What the task asks:
Write out every line below with no difference at all.

(Collected data)

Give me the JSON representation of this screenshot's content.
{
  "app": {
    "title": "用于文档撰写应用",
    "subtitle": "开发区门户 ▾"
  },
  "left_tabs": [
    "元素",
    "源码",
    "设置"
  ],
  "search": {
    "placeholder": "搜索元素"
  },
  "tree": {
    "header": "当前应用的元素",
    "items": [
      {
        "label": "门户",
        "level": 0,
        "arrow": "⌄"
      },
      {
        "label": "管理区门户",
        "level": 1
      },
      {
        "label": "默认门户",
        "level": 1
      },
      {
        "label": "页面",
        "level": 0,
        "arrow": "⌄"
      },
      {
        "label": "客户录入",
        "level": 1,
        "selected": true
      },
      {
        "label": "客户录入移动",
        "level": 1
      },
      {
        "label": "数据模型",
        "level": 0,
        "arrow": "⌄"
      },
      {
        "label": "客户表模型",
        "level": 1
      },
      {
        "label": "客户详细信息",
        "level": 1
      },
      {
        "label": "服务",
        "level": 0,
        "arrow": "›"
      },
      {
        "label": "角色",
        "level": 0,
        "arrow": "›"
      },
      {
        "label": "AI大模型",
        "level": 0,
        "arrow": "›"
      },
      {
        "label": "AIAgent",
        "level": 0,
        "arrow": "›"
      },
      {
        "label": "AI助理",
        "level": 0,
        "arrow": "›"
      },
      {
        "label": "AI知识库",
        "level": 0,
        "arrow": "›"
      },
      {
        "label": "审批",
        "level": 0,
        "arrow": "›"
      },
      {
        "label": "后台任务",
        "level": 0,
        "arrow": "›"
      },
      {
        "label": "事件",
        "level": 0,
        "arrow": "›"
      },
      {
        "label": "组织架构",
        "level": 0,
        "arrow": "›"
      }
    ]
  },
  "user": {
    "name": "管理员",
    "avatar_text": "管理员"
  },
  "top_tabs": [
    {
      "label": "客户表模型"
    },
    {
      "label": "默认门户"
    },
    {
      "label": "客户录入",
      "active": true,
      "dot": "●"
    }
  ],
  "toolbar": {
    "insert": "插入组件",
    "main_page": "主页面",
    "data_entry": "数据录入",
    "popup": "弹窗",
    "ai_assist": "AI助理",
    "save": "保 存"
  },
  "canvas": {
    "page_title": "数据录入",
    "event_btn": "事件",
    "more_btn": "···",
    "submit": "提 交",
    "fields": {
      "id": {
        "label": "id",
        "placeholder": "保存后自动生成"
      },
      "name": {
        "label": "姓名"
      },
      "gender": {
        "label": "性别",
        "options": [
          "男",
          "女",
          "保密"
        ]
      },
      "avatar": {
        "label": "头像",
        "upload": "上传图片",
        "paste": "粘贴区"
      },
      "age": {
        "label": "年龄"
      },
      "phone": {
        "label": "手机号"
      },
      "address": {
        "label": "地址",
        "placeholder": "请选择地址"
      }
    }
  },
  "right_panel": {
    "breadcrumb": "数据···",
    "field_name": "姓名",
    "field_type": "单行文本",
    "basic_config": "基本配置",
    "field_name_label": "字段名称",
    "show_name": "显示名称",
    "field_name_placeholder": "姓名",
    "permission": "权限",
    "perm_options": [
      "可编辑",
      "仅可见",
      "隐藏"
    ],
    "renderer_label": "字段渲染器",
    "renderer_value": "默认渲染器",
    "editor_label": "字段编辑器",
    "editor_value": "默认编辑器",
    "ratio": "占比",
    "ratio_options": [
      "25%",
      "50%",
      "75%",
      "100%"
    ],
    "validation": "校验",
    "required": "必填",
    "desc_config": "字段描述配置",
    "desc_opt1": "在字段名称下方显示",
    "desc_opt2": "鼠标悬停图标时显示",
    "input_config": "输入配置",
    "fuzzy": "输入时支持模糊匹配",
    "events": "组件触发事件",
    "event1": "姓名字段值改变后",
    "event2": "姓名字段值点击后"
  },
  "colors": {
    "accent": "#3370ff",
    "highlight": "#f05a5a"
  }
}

Your solution:
Give me the JSON representation of this screenshot's content.
{
  "app": {
    "title": "用于文档撰写应用",
    "subtitle": "开发区门户 ▾"
  },
  "left_tabs": [
    "元素",
    "源码",
    "设置"
  ],
  "search": {
    "placeholder": "搜索元素"
  },
  "tree": {
    "header": "当前应用的元素",
    "items": [
      {
        "label": "门户",
        "level": 0,
        "arrow": "⌄"
      },
      {
        "label": "管理区门户",
        "level": 1
      },
      {
        "label": "默认门户",
        "level": 1
      },
      {
        "label": "页面",
        "level": 0,
        "arrow": "⌄"
      },
      {
        "label": "客户录入",
        "level": 1,
        "selected": true
      },
      {
        "label": "客户录入移动",
        "level": 1
      },
      {
        "label": "数据模型",
        "level": 0,
        "arrow": "⌄"
      },
      {
        "label": "客户表模型",
        "level": 1
      },
      {
        "label": "客户详细信息",
        "level": 1
      },
      {
        "label": "服务",
        "level": 0,
        "arrow": "›"
      },
      {
        "label": "角色",
        "level": 0,
        "arrow": "›"
      },
      {
        "label": "AI大模型",
        "level": 0,
        "arrow": "›"
      },
      {
        "label": "AIAgent",
        "level": 0,
        "arrow": "›"
      },
      {
        "label": "AI助理",
        "level": 0,
        "arrow": "›"
      },
      {
        "label": "AI知识库",
        "level": 0,
        "arrow": "›"
      },
      {
        "label": "审批",
        "level": 0,
        "arrow": "›"
      },
      {
        "label": "后台任务",
        "level": 0,
        "arrow": "›"
      },
      {
        "label": "事件",
        "level": 0,
        "arrow": "›"
      },
      {
        "label": "组织架构",
        "level": 0,
        "arrow": "›"
      }
    ]
  },
  "user": {
    "name": "管理员",
    "avatar_text": "管理员"
  },
  "top_tabs": [
    {
      "label": "客户表模型"
    },
    {
      "label": "默认门户"
    },
    {
      "label": "客户录入",
      "active": true,
      "dot": "●"
    }
  ],
  "toolbar": {
    "insert": "插入组件",
    "main_page": "主页面",
    "data_entry": "数据录入",
    "popup": "弹窗",
    "ai_assist": "AI助理",
    "save": "保 存"
  },
  "canvas": {
    "page_title": "数据录入",
    "event_btn": "事件",
    "more_btn": "···",
    "submit": "提 交",
    "fields": {
      "id": {
        "label": "id",
        "placeholder": "保存后自动生成"
      },
      "name": {
        "label": "姓名"
      },
      "gender": {
        "label": "性别",
        "options": [
          "男",
          "女",
          "保密"
        ]
      },
      "avatar": {
        "label": "头像",
        "upload": "上传图片",
        "paste": "粘贴区"
      },
      "age": {
        "label": "年龄"
      },
      "phone": {
        "label": "手机号"
      },
      "address": {
        "label": "地址",
        "placeholder": "请选择地址"
      }
    }
  },
  "right_panel": {
    "breadcrumb": "数据···",
    "field_name": "姓名",
    "field_type": "单行文本",
    "basic_config": "基本配置",
    "field_name_label": "字段名称",
    "show_name": "显示名称",
    "field_name_placeholder": "姓名",
    "permission": "权限",
    "perm_options": [
      "可编辑",
      "仅可见",
      "隐藏"
    ],
    "renderer_label": "字段渲染器",
    "renderer_value": "默认渲染器",
    "editor_label": "字段编辑器",
    "editor_value": "默认编辑器",
    "ratio": "占比",
    "ratio_options": [
      "25%",
      "50%",
      "75%",
      "100%"
    ],
    "validation": "校验",
    "required": "必填",
    "desc_config": "字段描述配置",
    "desc_opt1": "在字段名称下方显示",
    "desc_opt2": "鼠标悬停图标时显示",
    "input_config": "输入配置",
    "fuzzy": "输入时支持模糊匹配",
    "events": "组件触发事件",
    "event1": "姓名字段值改变后",
    "event2": "姓名字段值点击后"
  },
  "colors": {
    "accent": "#3370ff",
    "highlight": "#f05a5a"
  }
}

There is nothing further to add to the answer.